Solar-powered aircraft Solar Impulse has arrived at Le Bourget, where it is appearing at the Paris Air Show. An earlier attempt to make the flight from Brussels, where it had been on display, had to be aborted because of bad weather.
Piloted by project co-founder André Borschberg, the plane took off from Brussels Airport at 5.10am on Tuesday 14 June and flew through the day to land in Paris more than 16 hours later at 21.15pm, following a long, curving route because of air traffic and meteorological conditions. The flight was directed from Solar Impulse's mission control centre in Payerne, Switzerland, using a satellite communications system developed by Swisscom.
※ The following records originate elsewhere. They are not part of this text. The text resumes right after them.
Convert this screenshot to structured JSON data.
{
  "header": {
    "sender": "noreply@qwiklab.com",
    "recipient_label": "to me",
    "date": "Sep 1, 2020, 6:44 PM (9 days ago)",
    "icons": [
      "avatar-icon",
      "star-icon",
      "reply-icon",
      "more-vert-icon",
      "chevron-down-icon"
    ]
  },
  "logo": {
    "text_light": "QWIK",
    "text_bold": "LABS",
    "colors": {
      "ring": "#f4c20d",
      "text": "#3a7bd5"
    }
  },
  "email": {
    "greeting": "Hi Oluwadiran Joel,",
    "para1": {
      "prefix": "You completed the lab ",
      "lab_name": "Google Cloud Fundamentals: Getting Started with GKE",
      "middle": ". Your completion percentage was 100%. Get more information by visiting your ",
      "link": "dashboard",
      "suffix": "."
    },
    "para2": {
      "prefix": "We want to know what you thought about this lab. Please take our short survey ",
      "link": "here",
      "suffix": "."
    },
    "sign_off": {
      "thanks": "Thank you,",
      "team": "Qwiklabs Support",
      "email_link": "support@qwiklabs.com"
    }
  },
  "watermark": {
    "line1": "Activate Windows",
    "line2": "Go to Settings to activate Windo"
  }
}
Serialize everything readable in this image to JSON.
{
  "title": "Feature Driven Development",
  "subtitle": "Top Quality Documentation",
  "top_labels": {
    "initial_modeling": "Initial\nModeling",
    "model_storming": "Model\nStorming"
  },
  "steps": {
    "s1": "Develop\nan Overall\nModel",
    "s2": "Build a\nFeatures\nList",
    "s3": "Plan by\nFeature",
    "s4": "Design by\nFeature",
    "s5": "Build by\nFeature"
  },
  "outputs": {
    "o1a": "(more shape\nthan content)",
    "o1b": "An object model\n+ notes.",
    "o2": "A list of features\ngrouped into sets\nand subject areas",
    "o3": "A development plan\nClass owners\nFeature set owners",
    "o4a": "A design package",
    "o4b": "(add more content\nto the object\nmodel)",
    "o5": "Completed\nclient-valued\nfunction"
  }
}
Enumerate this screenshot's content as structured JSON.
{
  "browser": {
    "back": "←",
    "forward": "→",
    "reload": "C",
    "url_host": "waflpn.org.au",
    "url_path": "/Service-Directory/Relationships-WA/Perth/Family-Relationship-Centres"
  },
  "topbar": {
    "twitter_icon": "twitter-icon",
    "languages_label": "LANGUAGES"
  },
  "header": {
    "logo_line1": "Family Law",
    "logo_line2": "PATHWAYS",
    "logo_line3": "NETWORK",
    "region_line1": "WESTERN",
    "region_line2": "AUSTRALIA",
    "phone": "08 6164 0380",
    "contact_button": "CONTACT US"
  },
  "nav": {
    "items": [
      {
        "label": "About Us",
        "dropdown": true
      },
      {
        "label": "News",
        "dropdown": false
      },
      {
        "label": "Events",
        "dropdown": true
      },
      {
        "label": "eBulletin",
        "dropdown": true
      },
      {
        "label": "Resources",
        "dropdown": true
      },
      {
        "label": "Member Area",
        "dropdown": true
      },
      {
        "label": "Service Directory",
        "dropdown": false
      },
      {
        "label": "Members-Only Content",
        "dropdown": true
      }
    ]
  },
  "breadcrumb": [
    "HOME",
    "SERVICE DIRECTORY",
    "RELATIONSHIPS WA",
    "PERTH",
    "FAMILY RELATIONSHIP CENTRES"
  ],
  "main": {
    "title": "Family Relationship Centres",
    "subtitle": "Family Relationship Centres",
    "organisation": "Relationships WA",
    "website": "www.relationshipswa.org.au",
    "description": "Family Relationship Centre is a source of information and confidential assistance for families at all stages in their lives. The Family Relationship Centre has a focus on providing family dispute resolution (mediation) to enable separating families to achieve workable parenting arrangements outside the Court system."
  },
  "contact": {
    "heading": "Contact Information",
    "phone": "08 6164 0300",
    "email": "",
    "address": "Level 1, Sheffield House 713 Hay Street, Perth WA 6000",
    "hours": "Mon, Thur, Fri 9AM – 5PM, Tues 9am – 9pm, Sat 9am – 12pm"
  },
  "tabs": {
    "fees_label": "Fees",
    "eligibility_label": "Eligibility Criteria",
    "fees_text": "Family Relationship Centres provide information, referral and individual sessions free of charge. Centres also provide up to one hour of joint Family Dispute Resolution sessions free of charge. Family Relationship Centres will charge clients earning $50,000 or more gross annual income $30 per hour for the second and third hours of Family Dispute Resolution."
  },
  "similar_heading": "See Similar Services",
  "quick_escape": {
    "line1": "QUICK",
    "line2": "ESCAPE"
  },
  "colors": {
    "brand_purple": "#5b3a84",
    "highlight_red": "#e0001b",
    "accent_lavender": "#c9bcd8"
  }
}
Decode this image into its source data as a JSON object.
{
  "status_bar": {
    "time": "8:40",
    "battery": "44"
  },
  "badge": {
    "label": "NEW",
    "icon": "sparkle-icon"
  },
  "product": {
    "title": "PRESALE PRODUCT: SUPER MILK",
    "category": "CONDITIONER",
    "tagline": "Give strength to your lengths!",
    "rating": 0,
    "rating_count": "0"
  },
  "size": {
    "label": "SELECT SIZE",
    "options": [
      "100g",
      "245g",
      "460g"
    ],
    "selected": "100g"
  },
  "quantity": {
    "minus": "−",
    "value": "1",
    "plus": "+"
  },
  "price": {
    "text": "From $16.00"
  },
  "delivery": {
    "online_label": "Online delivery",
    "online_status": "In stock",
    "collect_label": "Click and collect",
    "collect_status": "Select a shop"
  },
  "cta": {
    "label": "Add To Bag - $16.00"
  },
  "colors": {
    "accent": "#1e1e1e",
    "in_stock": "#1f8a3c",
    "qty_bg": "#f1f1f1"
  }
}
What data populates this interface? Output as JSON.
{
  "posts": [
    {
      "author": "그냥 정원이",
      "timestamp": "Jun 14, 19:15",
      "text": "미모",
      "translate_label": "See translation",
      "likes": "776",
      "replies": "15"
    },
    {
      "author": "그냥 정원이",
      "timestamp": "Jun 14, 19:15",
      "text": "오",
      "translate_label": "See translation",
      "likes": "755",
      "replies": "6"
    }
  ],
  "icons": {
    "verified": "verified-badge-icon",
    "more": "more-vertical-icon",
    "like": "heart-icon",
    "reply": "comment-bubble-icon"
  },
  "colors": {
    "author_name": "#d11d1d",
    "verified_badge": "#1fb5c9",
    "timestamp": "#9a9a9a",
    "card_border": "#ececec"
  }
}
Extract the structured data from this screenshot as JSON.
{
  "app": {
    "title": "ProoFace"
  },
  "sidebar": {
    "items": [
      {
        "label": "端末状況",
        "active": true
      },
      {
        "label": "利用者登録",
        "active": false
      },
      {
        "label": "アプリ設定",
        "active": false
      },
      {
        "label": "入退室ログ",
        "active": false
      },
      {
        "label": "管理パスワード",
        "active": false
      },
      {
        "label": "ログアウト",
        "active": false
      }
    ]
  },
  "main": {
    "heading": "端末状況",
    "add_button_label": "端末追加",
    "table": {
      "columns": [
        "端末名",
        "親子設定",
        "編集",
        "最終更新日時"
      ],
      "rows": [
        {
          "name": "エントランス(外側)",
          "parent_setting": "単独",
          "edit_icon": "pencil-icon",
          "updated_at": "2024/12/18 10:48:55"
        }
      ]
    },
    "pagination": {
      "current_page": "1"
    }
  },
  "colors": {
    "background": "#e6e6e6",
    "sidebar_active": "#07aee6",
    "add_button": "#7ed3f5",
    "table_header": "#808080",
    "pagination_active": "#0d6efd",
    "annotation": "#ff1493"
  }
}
Solar Impulse is intended to demonstrate the capabilities of advanced technology to achieve zero-fuel flight, harvesting solar energy through an array of around12,000 solar panels on its wings to charge lithium-polymer batteries that keep it aloft overnight or in heavy cloud.
The aircraft will be a 'special guest' at the Paris Air Show, which begins next week. Because its large wingspan and light weight also make it susceptible to high winds it will be on show in a custom-built temporary hangar, but it will also make flying displays every morning if the weather conditions are right.
Since the aircraft was unveiled in 2009 it has been put through a series of tests, leading to its maiden flight in April 2010 and first night flight in July of that year, with continuing development work on the mission since then.
Preparation for flights outside Switzerland has been complex, requiring special authorisation from the civil aviation authorities in each of the countries overflown, as well as the cooperation of a number of air traffic control centres.
Brussels Airport was chosen as the first international destination because the European Commission has sponsored Bertrand Piccard and André Borschberg's project since 2008. During a week of displays in May, thousands of visitors saw the plane and learned about the project's aims of promoting new technology and renewable energy to reduce dependence on fossil fuel. Several hundred people, including the principal European political leaders, met Borschberg and Piccard to discuss concrete solutions for the future.
Although mission controllers allowed themselves a long period of opportunity to make the onward journey from Brussels to Paris, the weather was against them. An attempt on 11 June was unsuccessful, with the plane forced to turn back because of cloud cover and headwinds.
Conditions on the ground enabled the batteries to be recharged by sunlight to 60 per cent, but with a deadline looming managers made the exceptional decision to complete the full charge with electrical power, so the aircraft could take advantage of a narrow weather window between two rain fronts to be sure of arriving in Paris in time for the show.